302 Redirects

A 302 Redirect temporarily sends users from one URL to another, while a 301 Redirect permanently redirects them.

When a web developer uses a 302 Redirect, it’s usually to direct users to a temporary page during updates.

302 Redirects are handy during site audits or when testing new URLs.

Implementing a 302 Redirect prompts the browser to lead users to a different address without altering the link equity between the pages.

This method retains user experience while developers can make changes without affecting page authority.

Search engines like Google can identify and follow 302 Redirects to ensure proper indexing of the new URL.

Carefully choosing when to use a 302 Redirect can help preserve a website’s integrity and resources.

HTML Redirects

HTML Redirects are used to direct users from one URL to another. This helps update webpage addresses, move content, or fix broken links.

Web developers use HTML Redirects to improve the user experience. This ensures visitors reach the correct page, reducing 404 errors.

Redirects also impact website traffic by maintaining link equity and page authority. They help preserve backlinks.

Common uses for HTML Redirects include:

  • Implementing 301 redirects for permanent URL changes
  • Using 302 redirects for temporary changes
  • Avoiding redirect chains to prevent confusion for search engines and users

Including HTML Redirects in web development is important. It helps users navigate smoothly and preserves a website’s integrity.

JavaScript Redirects

JavaScript redirects move users to a different webpage automatically by adding a specific script to the website’s code.

For instance, a web developer can create a script to redirect users to a new URL when they click on a link or button. This doesn’t require server processing.

JavaScript redirects are handy for actions like moving users to a new URL after submitting credit card info or handling unsafe requests.

Web developers use JavaScript redirects to enhance user experience, avoid 404 errors, and improve the site audit results. This helps in managing backlinks, link equity, and page authority for accurate indexing and ranking by search engines like Google.

Key takeaways

Website redirects can be classified into different types:

  • 301 redirects are permanent and preferred for SEO.
  • 302 redirects are temporary.
  • Meta refresh redirects use HTML tags.
  • JavaScript redirects use client-side scripting.

Each type serves a specific purpose in redirecting users from one webpage to another.

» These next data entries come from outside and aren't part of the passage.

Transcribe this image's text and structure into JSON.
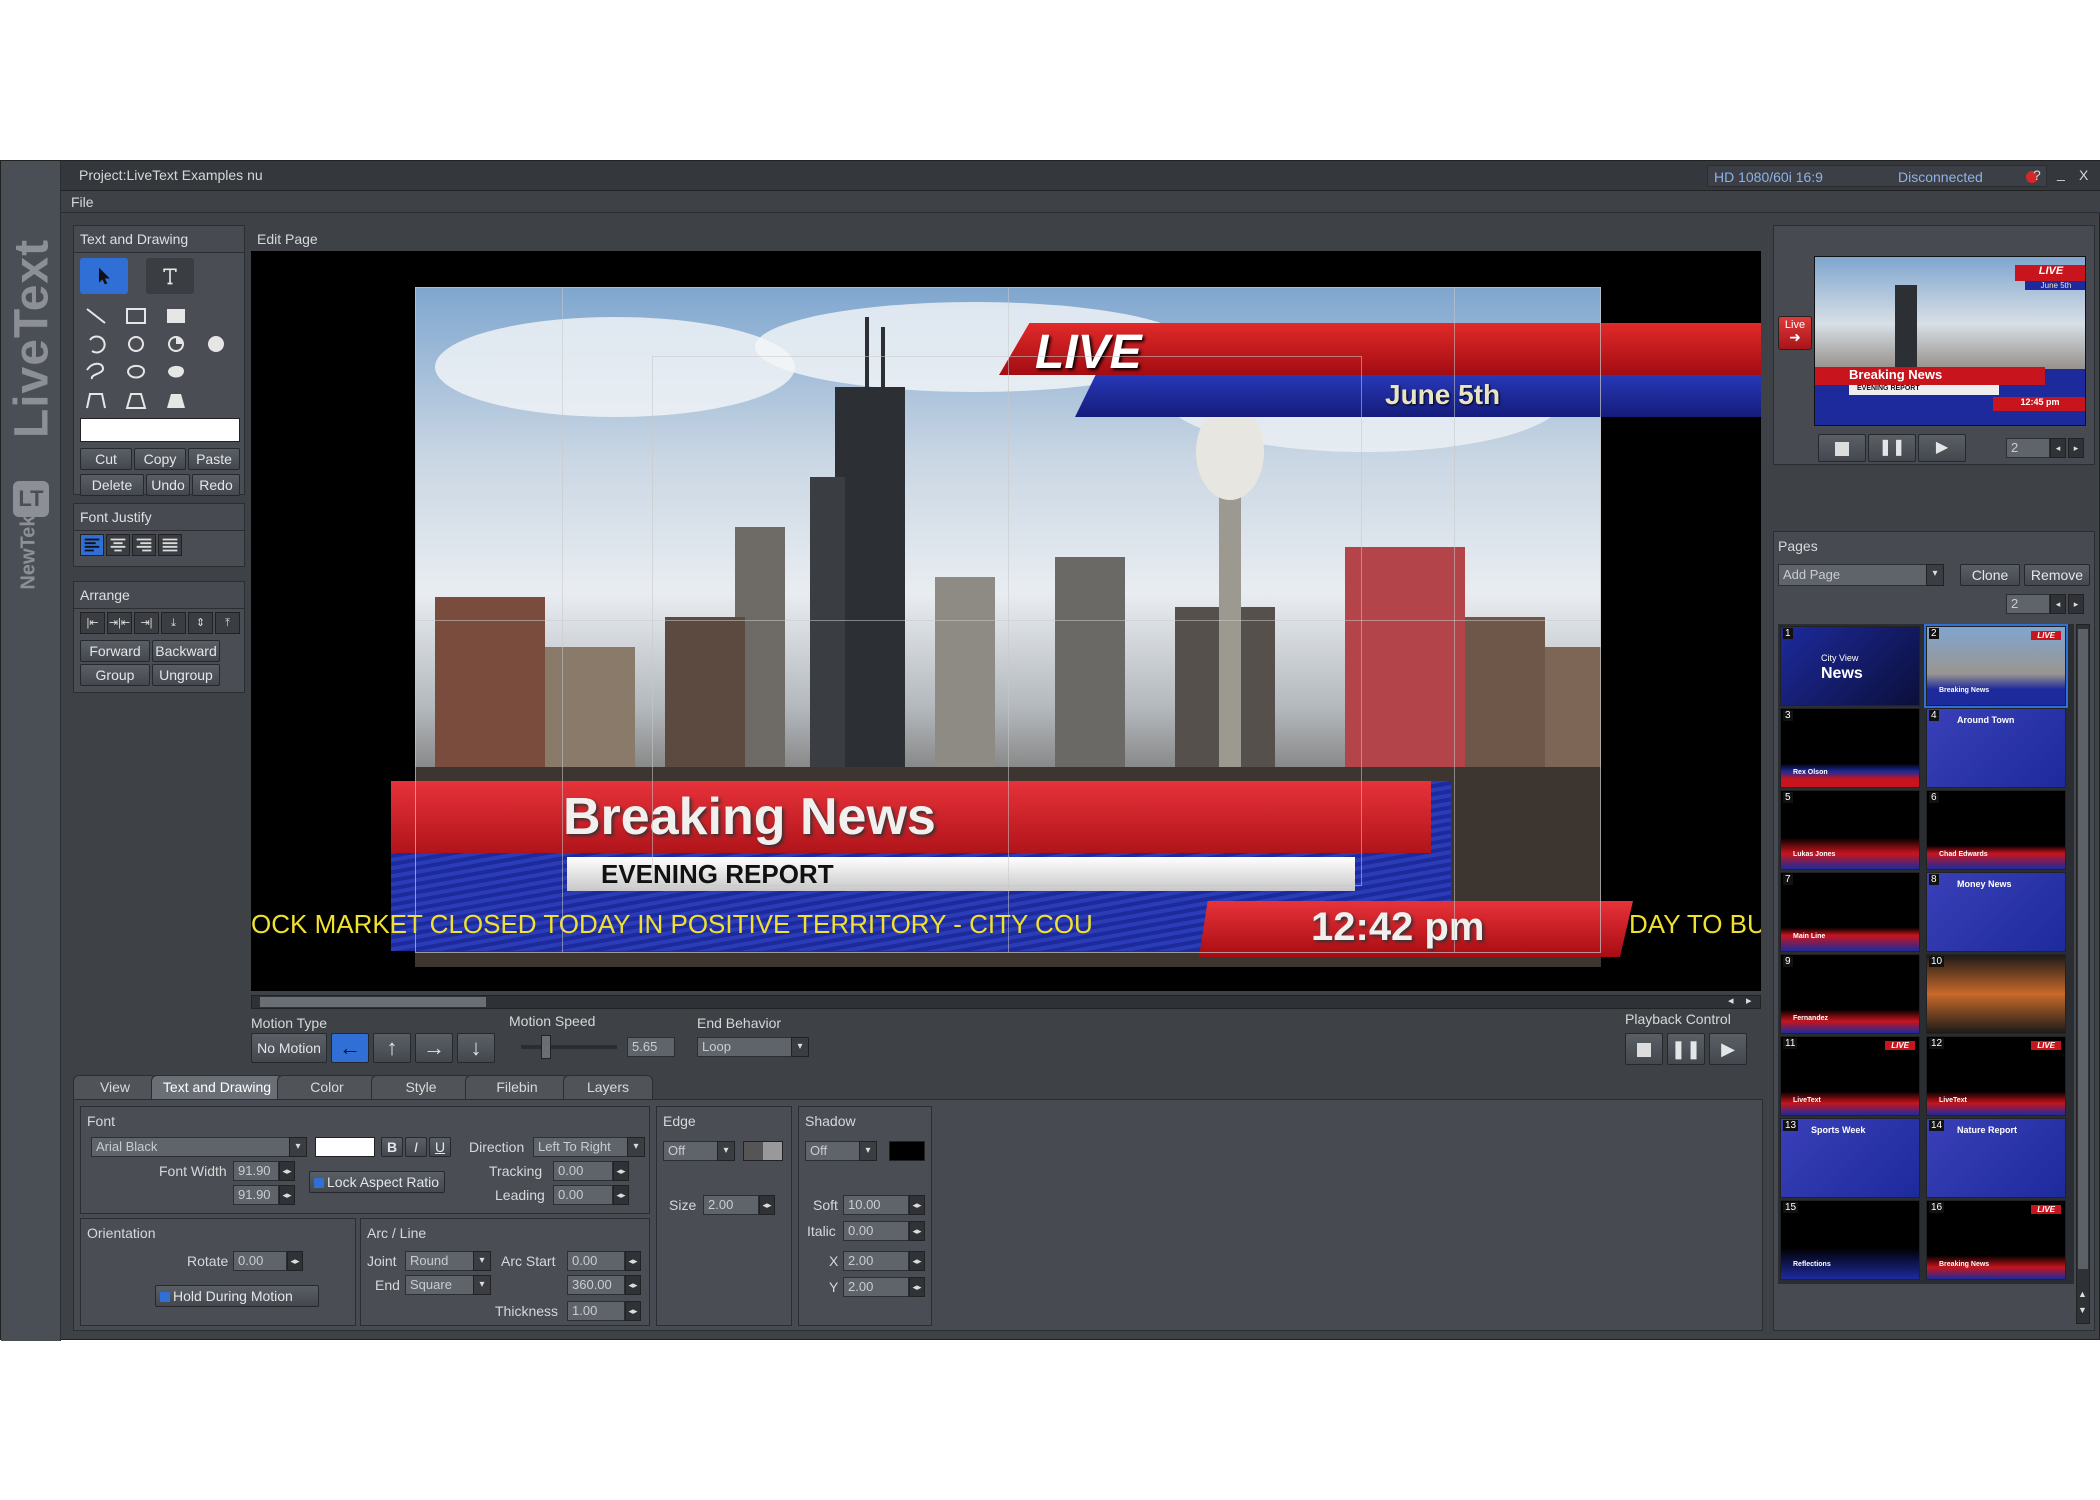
{
  "window": {
    "title": "Project:LiveText Examples nu",
    "format": "HD 1080/60i 16:9",
    "status": "Disconnected",
    "help": "?",
    "minimize": "_",
    "close": "X"
  },
  "menu": {
    "file": "File"
  },
  "brand": {
    "livetext": "LiveText",
    "tm": "™",
    "newtek": "NewTek"
  },
  "text_drawing": {
    "title": "Text and Drawing",
    "cut": "Cut",
    "copy": "Copy",
    "paste": "Paste",
    "delete": "Delete",
    "undo": "Undo",
    "redo": "Redo"
  },
  "font_justify": {
    "title": "Font Justify"
  },
  "arrange": {
    "title": "Arrange",
    "forward": "Forward",
    "backward": "Backward",
    "group": "Group",
    "ungroup": "Ungroup"
  },
  "edit_page": {
    "title": "Edit Page",
    "live": "LIVE",
    "date": "June 5th",
    "headline": "Breaking News",
    "subhead": "EVENING REPORT",
    "ticker": "OCK MARKET CLOSED TODAY IN POSITIVE TERRITORY - CITY COU",
    "ticker_right": "DAY TO BU",
    "clock": "12:42 pm"
  },
  "motion": {
    "type_label": "Motion Type",
    "type_value": "No Motion",
    "speed_label": "Motion Speed",
    "speed_value": "5.65",
    "end_label": "End Behavior",
    "end_value": "Loop",
    "playback_label": "Playback Control"
  },
  "tabs": [
    "View",
    "Text and Drawing",
    "Color",
    "Style",
    "Filebin",
    "Layers"
  ],
  "font": {
    "title": "Font",
    "family": "Arial Black",
    "bold": "B",
    "italic": "I",
    "underline": "U",
    "direction_label": "Direction",
    "direction_value": "Left To Right",
    "width_label": "Font Width",
    "width_value": "91.90",
    "height_value": "91.90",
    "lock_label": "Lock Aspect Ratio",
    "tracking_label": "Tracking",
    "tracking_value": "0.00",
    "leading_label": "Leading",
    "leading_value": "0.00"
  },
  "orientation": {
    "title": "Orientation",
    "rotate_label": "Rotate",
    "rotate_value": "0.00",
    "hold_label": "Hold During Motion"
  },
  "arc": {
    "title": "Arc / Line",
    "joint_label": "Joint",
    "joint_value": "Round",
    "end_label": "End",
    "end_value": "Square",
    "arc_start_label": "Arc Start",
    "arc_start_value": "0.00",
    "arc_end_value": "360.00",
    "thickness_label": "Thickness",
    "thickness_value": "1.00"
  },
  "edge": {
    "title": "Edge",
    "value": "Off",
    "size_label": "Size",
    "size_value": "2.00"
  },
  "shadow": {
    "title": "Shadow",
    "value": "Off",
    "soft_label": "Soft",
    "soft_value": "10.00",
    "italic_label": "Italic",
    "italic_value": "0.00",
    "x_label": "X",
    "x_value": "2.00",
    "y_label": "Y",
    "y_value": "2.00"
  },
  "preview": {
    "live_label": "Live",
    "page": "2",
    "thumb_live": "LIVE",
    "thumb_date": "June 5th",
    "thumb_headline": "Breaking News",
    "thumb_sub": "EVENING REPORT",
    "thumb_clock": "12:45 pm"
  },
  "pages": {
    "title": "Pages",
    "add": "Add Page",
    "clone": "Clone",
    "remove": "Remove",
    "page": "2",
    "items": [
      {
        "n": "1",
        "text": "News",
        "sub": "City View"
      },
      {
        "n": "2",
        "text": "Breaking News",
        "sub": "LIVE"
      },
      {
        "n": "3",
        "text": "Rex Olson",
        "sub": ""
      },
      {
        "n": "4",
        "text": "Around Town",
        "sub": ""
      },
      {
        "n": "5",
        "text": "Lukas Jones",
        "sub": ""
      },
      {
        "n": "6",
        "text": "Chad Edwards",
        "sub": ""
      },
      {
        "n": "7",
        "text": "Main Line",
        "sub": ""
      },
      {
        "n": "8",
        "text": "Money News",
        "sub": ""
      },
      {
        "n": "9",
        "text": "Fernandez",
        "sub": ""
      },
      {
        "n": "10",
        "text": "",
        "sub": ""
      },
      {
        "n": "11",
        "text": "LiveText",
        "sub": "LIVE"
      },
      {
        "n": "12",
        "text": "LiveText",
        "sub": "LIVE"
      },
      {
        "n": "13",
        "text": "Sports Week",
        "sub": ""
      },
      {
        "n": "14",
        "text": "Nature Report",
        "sub": ""
      },
      {
        "n": "15",
        "text": "Reflections",
        "sub": ""
      },
      {
        "n": "16",
        "text": "Breaking News",
        "sub": "LIVE"
      }
    ]
  },
  "colors": {
    "accent": "#2f6fd6",
    "live_red": "#c8141c",
    "blue_band": "#1d2a9c",
    "ticker_yellow": "#f0e030"
  }
}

Understanding these differences is important for managing website traffic and providing a smooth user experience.

FAQ

What is a 301 redirect and when should it be used?

A 301 redirect is a permanent redirect from one URL to another. It should be used when a webpage has permanently moved or been removed. For example, if you change the URL structure of your website, you should set up a 301 redirect to ensure that visitors are redirected to the correct page.

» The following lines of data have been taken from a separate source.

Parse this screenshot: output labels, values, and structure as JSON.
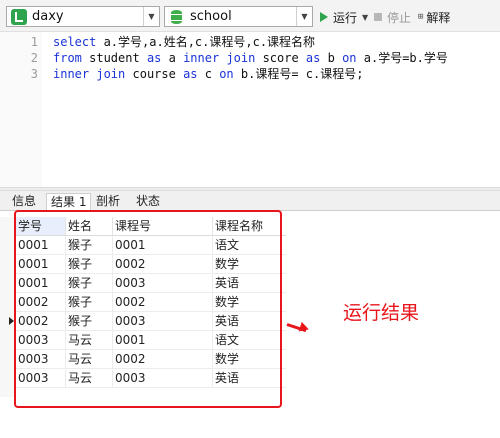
{
  "toolbar": {
    "connection": "daxy",
    "database": "school",
    "run_label": "运行",
    "stop_label": "停止",
    "explain_label": "解释"
  },
  "editor": {
    "lines": [
      {
        "num": "1",
        "text": "select a.学号,a.姓名,c.课程号,c.课程名称"
      },
      {
        "num": "2",
        "text": "from student as a inner join score as b on a.学号=b.学号"
      },
      {
        "num": "3",
        "text": "inner join course as c on b.课程号= c.课程号;"
      }
    ]
  },
  "tabs": [
    "信息",
    "结果 1",
    "剖析",
    "状态"
  ],
  "active_tab": "结果 1",
  "result": {
    "columns": [
      "学号",
      "姓名",
      "课程号",
      "课程名称"
    ],
    "rows": [
      [
        "0001",
        "猴子",
        "0001",
        "语文"
      ],
      [
        "0001",
        "猴子",
        "0002",
        "数学"
      ],
      [
        "0001",
        "猴子",
        "0003",
        "英语"
      ],
      [
        "0002",
        "猴子",
        "0002",
        "数学"
      ],
      [
        "0002",
        "猴子",
        "0003",
        "英语"
      ],
      [
        "0003",
        "马云",
        "0001",
        "语文"
      ],
      [
        "0003",
        "马云",
        "0002",
        "数学"
      ],
      [
        "0003",
        "马云",
        "0003",
        "英语"
      ]
    ],
    "current_row": 4
  },
  "annotation": {
    "text": "运行结果",
    "color": "#e8151b"
  },
  "colors": {
    "keyword": "#1a33d6",
    "run_icon": "#2ea44f"
  }
}
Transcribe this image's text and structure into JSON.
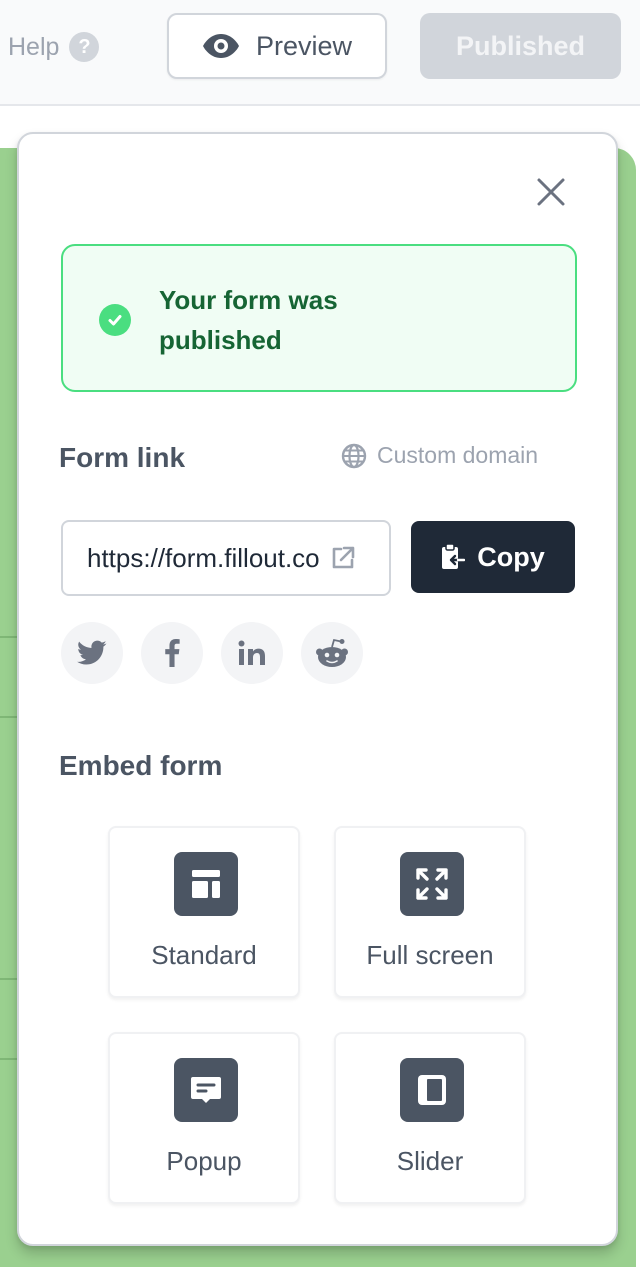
{
  "header": {
    "help_label": "Help",
    "help_icon": "question-circle-icon",
    "preview_label": "Preview",
    "preview_icon": "eye-icon",
    "published_label": "Published"
  },
  "modal": {
    "close_icon": "close-icon",
    "success": {
      "icon": "check-circle-icon",
      "message": "Your form was published"
    },
    "form_link": {
      "title": "Form link",
      "custom_domain_label": "Custom domain",
      "custom_domain_icon": "globe-icon",
      "url_value": "https://form.fillout.com",
      "open_link_icon": "external-link-icon",
      "copy_label": "Copy",
      "copy_icon": "clipboard-icon"
    },
    "share": [
      {
        "name": "twitter",
        "icon": "twitter-icon"
      },
      {
        "name": "facebook",
        "icon": "facebook-icon"
      },
      {
        "name": "linkedin",
        "icon": "linkedin-icon"
      },
      {
        "name": "reddit",
        "icon": "reddit-icon"
      }
    ],
    "embed": {
      "title": "Embed form",
      "options": [
        {
          "label": "Standard",
          "icon": "layout-icon"
        },
        {
          "label": "Full screen",
          "icon": "expand-icon"
        },
        {
          "label": "Popup",
          "icon": "chat-popup-icon"
        },
        {
          "label": "Slider",
          "icon": "side-panel-icon"
        }
      ]
    }
  },
  "colors": {
    "success_green": "#4ade80",
    "success_text": "#166534",
    "copy_button": "#1f2937",
    "background_green": "#9ad08f"
  }
}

What is a 302 redirect and how does it differ from a 301 redirect?

A 302 redirect is a temporary redirect, while a 301 redirect is permanent. Use a 301 redirect for permanent URL changes, and a 302 redirect for temporary changes such as site maintenance. E.g. 301 for page moved permanently, 302 for page temporarily moved.

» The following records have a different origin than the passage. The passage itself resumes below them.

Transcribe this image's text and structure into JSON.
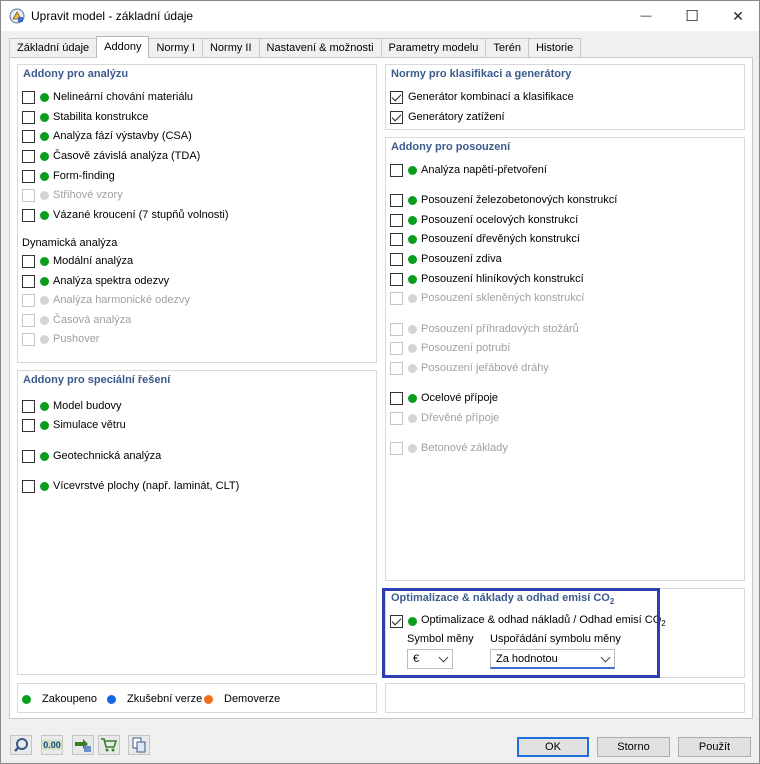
{
  "window": {
    "title": "Upravit model - základní údaje",
    "minimize_glyph": "—",
    "maximize_glyph": "☐",
    "close_glyph": "✕"
  },
  "tabs": [
    {
      "label": "Základní údaje",
      "active": false
    },
    {
      "label": "Addony",
      "active": true
    },
    {
      "label": "Normy I",
      "active": false
    },
    {
      "label": "Normy II",
      "active": false
    },
    {
      "label": "Nastavení & možnosti",
      "active": false
    },
    {
      "label": "Parametry modelu",
      "active": false
    },
    {
      "label": "Terén",
      "active": false
    },
    {
      "label": "Historie",
      "active": false
    }
  ],
  "analysis": {
    "title": "Addony pro analýzu",
    "items": [
      {
        "label": "Nelineární chování materiálu",
        "enabled": true,
        "checked": false
      },
      {
        "label": "Stabilita konstrukce",
        "enabled": true,
        "checked": false
      },
      {
        "label": "Analýza fází výstavby (CSA)",
        "enabled": true,
        "checked": false
      },
      {
        "label": "Časově závislá analýza (TDA)",
        "enabled": true,
        "checked": false
      },
      {
        "label": "Form-finding",
        "enabled": true,
        "checked": false
      },
      {
        "label": "Střihové vzory",
        "enabled": false,
        "checked": false
      },
      {
        "label": "Vázané kroucení (7 stupňů volnosti)",
        "enabled": true,
        "checked": false
      }
    ],
    "dynamic_title": "Dynamická analýza",
    "dynamic_items": [
      {
        "label": "Modální analýza",
        "enabled": true,
        "checked": false
      },
      {
        "label": "Analýza spektra odezvy",
        "enabled": true,
        "checked": false
      },
      {
        "label": "Analýza harmonické odezvy",
        "enabled": false,
        "checked": false
      },
      {
        "label": "Časová analýza",
        "enabled": false,
        "checked": false
      },
      {
        "label": "Pushover",
        "enabled": false,
        "checked": false
      }
    ]
  },
  "special": {
    "title": "Addony pro speciální řešení",
    "items": [
      {
        "label": "Model budovy",
        "enabled": true,
        "checked": false
      },
      {
        "label": "Simulace větru",
        "enabled": true,
        "checked": false
      },
      {
        "label": "Geotechnická analýza",
        "enabled": true,
        "checked": false
      },
      {
        "label": "Vícevrstvé plochy (např. laminát, CLT)",
        "enabled": true,
        "checked": false
      }
    ]
  },
  "norms": {
    "title": "Normy pro klasifikaci a generátory",
    "items": [
      {
        "label": "Generátor kombinací a klasifikace",
        "checked": true
      },
      {
        "label": "Generátory zatížení",
        "checked": true
      }
    ]
  },
  "design": {
    "title": "Addony pro posouzení",
    "items": [
      {
        "label": "Analýza napětí-přetvoření",
        "enabled": true,
        "checked": false
      },
      {
        "label": "Posouzení železobetonových konstrukcí",
        "enabled": true,
        "checked": false
      },
      {
        "label": "Posouzení ocelových konstrukcí",
        "enabled": true,
        "checked": false
      },
      {
        "label": "Posouzení dřevěných konstrukcí",
        "enabled": true,
        "checked": false
      },
      {
        "label": "Posouzení zdiva",
        "enabled": true,
        "checked": false
      },
      {
        "label": "Posouzení hliníkových konstrukcí",
        "enabled": true,
        "checked": false
      },
      {
        "label": "Posouzení skleněných konstrukcí",
        "enabled": false,
        "checked": false
      },
      {
        "label": "Posouzení příhradových stožárů",
        "enabled": false,
        "checked": false
      },
      {
        "label": "Posouzení potrubí",
        "enabled": false,
        "checked": false
      },
      {
        "label": "Posouzení jeřábové dráhy",
        "enabled": false,
        "checked": false
      },
      {
        "label": "Ocelové přípoje",
        "enabled": true,
        "checked": false
      },
      {
        "label": "Dřevěné přípoje",
        "enabled": false,
        "checked": false
      },
      {
        "label": "Betonové základy",
        "enabled": false,
        "checked": false
      }
    ]
  },
  "optimization": {
    "title": "Optimalizace & náklady a odhad emisí CO",
    "title_sub": "2",
    "item_label": "Optimalizace & odhad nákladů / Odhad emisí CO",
    "item_sub": "2",
    "item_checked": true,
    "currency_label": "Symbol měny",
    "currency_value": "€",
    "placement_label": "Uspořádání symbolu měny",
    "placement_value": "Za hodnotou"
  },
  "legend": {
    "purchased": "Zakoupeno",
    "trial": "Zkušební verze",
    "demo": "Demoverze"
  },
  "buttons": {
    "ok": "OK",
    "cancel": "Storno",
    "apply": "Použít"
  },
  "toolbar": {
    "units_text": "0.00"
  },
  "colors": {
    "purchased": "#0a9e1e",
    "trial": "#1565e8",
    "demo": "#f36c1d",
    "disabled": "#d4d4d4",
    "panel_title": "#3a5a8c",
    "highlight": "#2c3fb0"
  }
}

What is a meta refresh redirect and why is it generally not recommended for SEO purposes?

A meta refresh redirect is a method of automatically redirecting visitors to a different page. It is not recommended for SEO because search engines may not interpret the redirect properly, potentially leading to a loss of ranking. Use 301 redirects instead for better SEO results.

What is a JavaScript redirect and when might it be used?

A JavaScript redirect is used to automatically send users to another web page. It can be used for updating URLs, redirecting after form submission, or creating timed redirects. For example, after a successful login, users can be redirected to a personalized dashboard.

What is a canonical URL redirect and how does it help with duplicate content issues?

A canonical URL redirect is a way to specify the preferred version of a webpage to search engines. It helps avoid duplicate content issues by consolidating the ranking signals for similar pages. For example, redirecting www.example.com/page1 and www.example.com/page1/ to www.example.com/page1.